So he would allow the little boy to play with toys, like stuffed animals of little dogs and stuff like that, or Santa. And then he would come up behind the little toddler and make really loud scary noises and horribly frighten the little guy. This was repeated over and over to see if the associations took hold ? and they seemed to. The kid, at least for some time, was afraid of things like Santa, and certain animals and such. While his life wasn?t well documented or known afterward, it is said that he was afraid of dogs for the remainder of his life. The psychologist involved bullied a toddler repeatedly, and traumatized him for life, essentially just to prove that he could indeed do those two things.
2. The United States Sprayed The Bacteria Serratia Marcescens Over Multiple Major Cities
The United States government has been accused of some crazy things like chemtrails, but the only reason conspiracy theorists believe that stuff is because the government has done some pretty crazy and similar things in the past and kept it secret for decades. From the early ’50s to the late ’60s, almost two decades, the United States military tested biological warfare on their own citizens with a bacterium called Serratia Marcescens. The idea was to see if a biological attack from an enemy could spread quickly, and the first city tested was San Francisco. The test was considered a success, because they learned that the city was indeed susceptible, but it had deadly consequences.
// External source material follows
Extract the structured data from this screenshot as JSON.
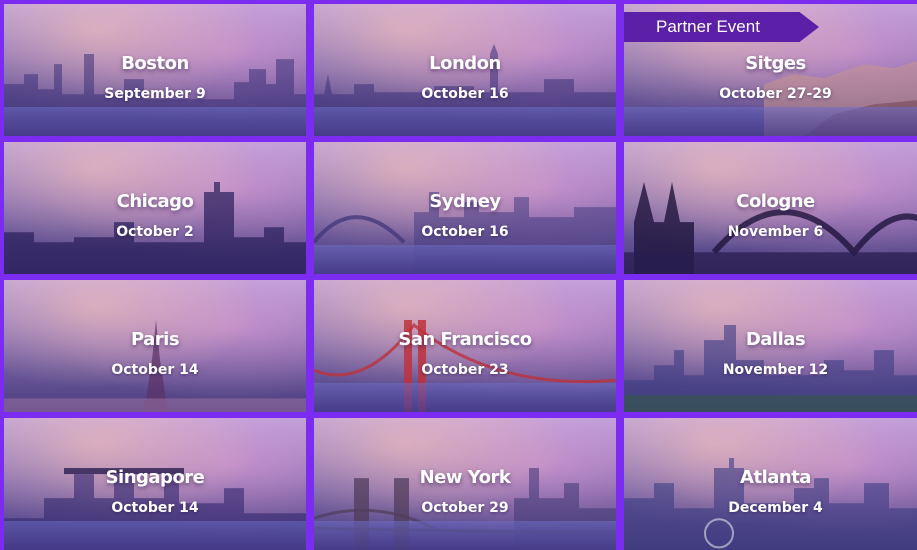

The government thought the bacteria was safe, but it was not, and people were soon checking into the hospital with a very rare infection. It was studied for years because of the strange outbreak, and the government didn?t even reveal that they had done it until the late ’70s, years after Nixon had nixed all further biological weapons tests on American soil. At least one person died from the attack on San Francisco by our own government, but they kept at it for years. While the government may not have thought the bacteria was harmful, the fact they did the test in the first place was still incredibly irresponsible, and if they had stuck around San Francisco and paid proper attention, they would’ve realized it was a mistake. There was no excuse for continuing to perform such studies for decades, beyond gross negligence and an almost willful ignorance of the potential consequences.
1. Facebook Once Performed A Psychological Experiment On Hundreds Of Thousands Of Their Users
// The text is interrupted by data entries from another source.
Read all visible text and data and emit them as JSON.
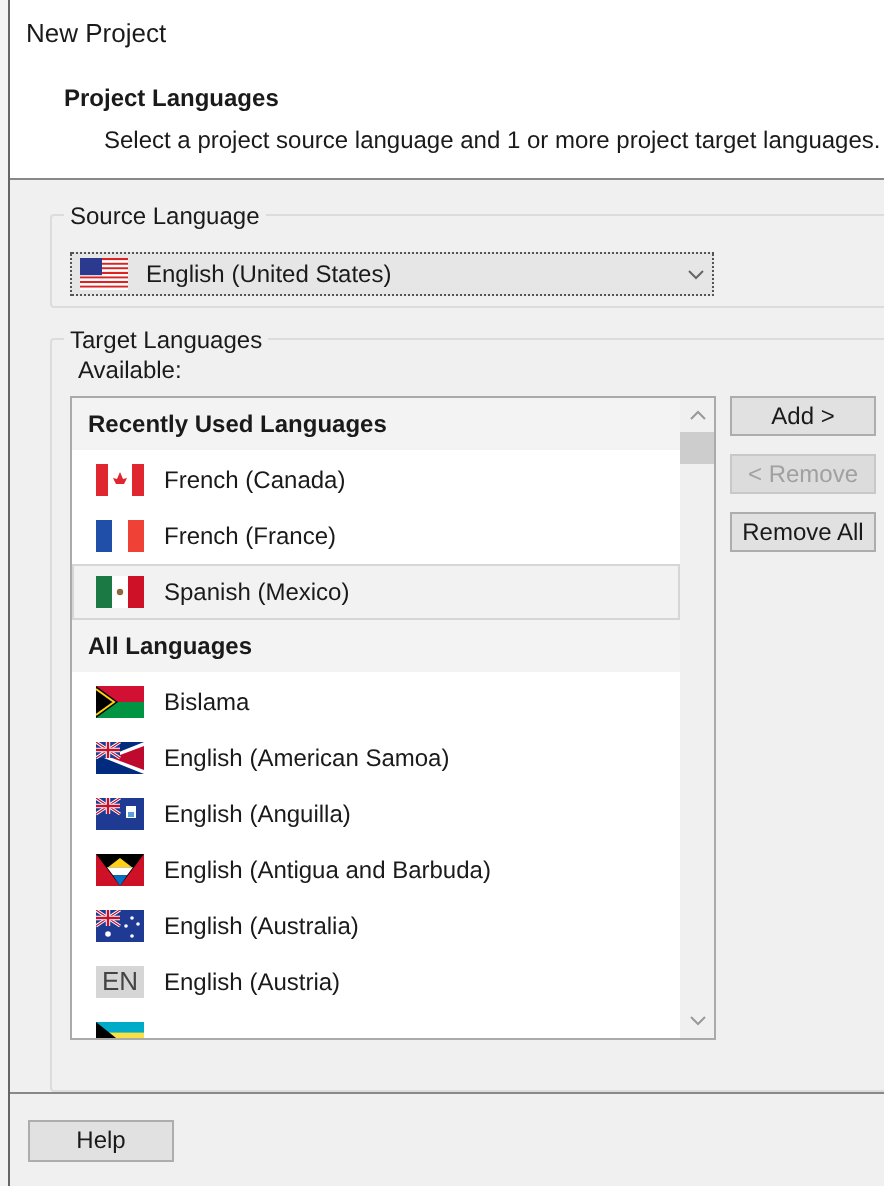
{
  "window": {
    "title": "New Project"
  },
  "header": {
    "title": "Project Languages",
    "subtitle": "Select a project source language and 1 or more project target languages."
  },
  "source_language": {
    "label": "Source Language",
    "value": "English (United States)",
    "kind": "us"
  },
  "target_languages": {
    "label": "Target Languages",
    "available_label": "Available:",
    "groups": [
      {
        "heading": "Recently Used Languages",
        "items": [
          {
            "name": "French (Canada)",
            "kind": "ca",
            "selected": false
          },
          {
            "name": "French (France)",
            "kind": "fr",
            "selected": false
          },
          {
            "name": "Spanish (Mexico)",
            "kind": "mx",
            "selected": true
          }
        ]
      },
      {
        "heading": "All Languages",
        "items": [
          {
            "name": "Bislama",
            "kind": "vu",
            "selected": false
          },
          {
            "name": "English (American Samoa)",
            "kind": "as",
            "selected": false
          },
          {
            "name": "English (Anguilla)",
            "kind": "ai",
            "selected": false
          },
          {
            "name": "English (Antigua and Barbuda)",
            "kind": "ag",
            "selected": false
          },
          {
            "name": "English (Australia)",
            "kind": "au",
            "selected": false
          },
          {
            "name": "English (Austria)",
            "kind": "text",
            "badge": "EN",
            "selected": false
          },
          {
            "kind": "bs",
            "selected": false
          }
        ]
      }
    ]
  },
  "buttons": [
    {
      "label": "Add >",
      "disabled": false
    },
    {
      "label": "< Remove",
      "disabled": true
    },
    {
      "label": "Remove All",
      "disabled": false
    }
  ],
  "footer_buttons": [
    {
      "label": "Help"
    }
  ]
}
People have forgotten that back in 2012, Facebook, the company that has taken over our lives, tried out an incredibly insane and unethical psychological experiment on their users that should have created way more backlash. They showed a large amount of positive posts to one group and a large amount of negative to another, forcibly altering the news feeds of hundreds of thousands of people. The idea of the experiment was to see if they could toy with their users’ feelings and force them to feel certain emotions when Facebook wanted them to by manipulating what news they saw.
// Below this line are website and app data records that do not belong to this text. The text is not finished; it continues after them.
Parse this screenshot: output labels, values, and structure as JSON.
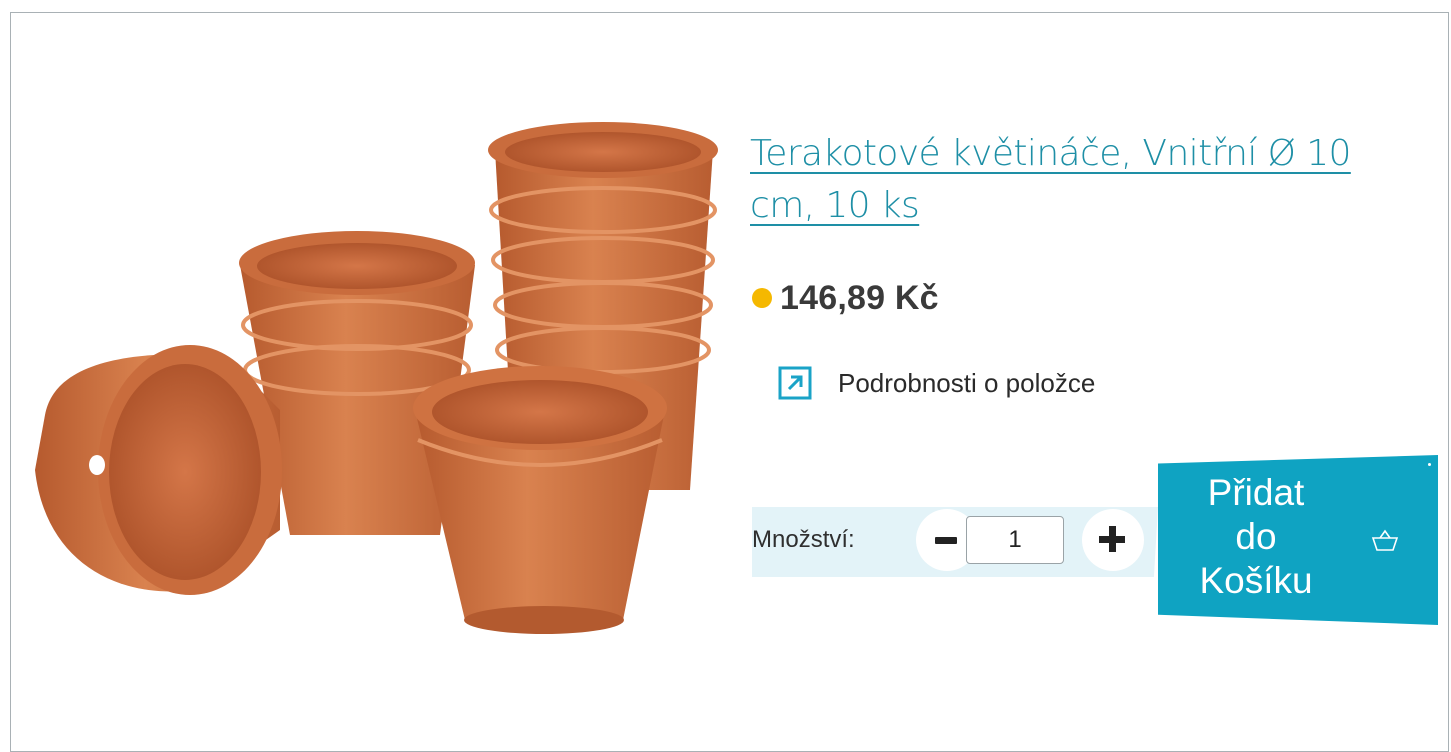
{
  "product": {
    "title": "Terakotové květináče, Vnitřní Ø 10 cm, 10 ks",
    "price": "146,89 Kč",
    "image_alt": "terracotta-pots-image"
  },
  "details": {
    "label": "Podrobnosti o položce",
    "icon": "external-link-icon"
  },
  "quantity": {
    "label": "Množství:",
    "value": "1",
    "minus_icon": "minus-icon",
    "plus_icon": "plus-icon"
  },
  "cart_button": {
    "label_line1": "Přidat",
    "label_line2": "do",
    "label_line3": "Košíku",
    "icon": "basket-icon"
  },
  "colors": {
    "accent": "#0fa3c2",
    "link": "#1e8fa6",
    "stock_dot": "#f5b800",
    "qty_panel": "#e3f3f8",
    "terracotta": "#c86a3c"
  }
}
When they were discovered, Facebook?s executives apologized and promised to put in place better procedures to avoid unethical experimentation in the future. And, despite this major breach of trust and privacy, they are still the most powerful social network in the world. While we would like to believe that Facebook has learned their lesson, it can be hard to trust the social network sometimes, as they have always given people pause when it comes to privacy issues, and tend to play fast and loose with the trust of their users around the world. Of course, Facebook would likely defend themselves by saying that they were only trying to find a way to spread positivity, but that doesn?t make the experiment any less unethical or insane.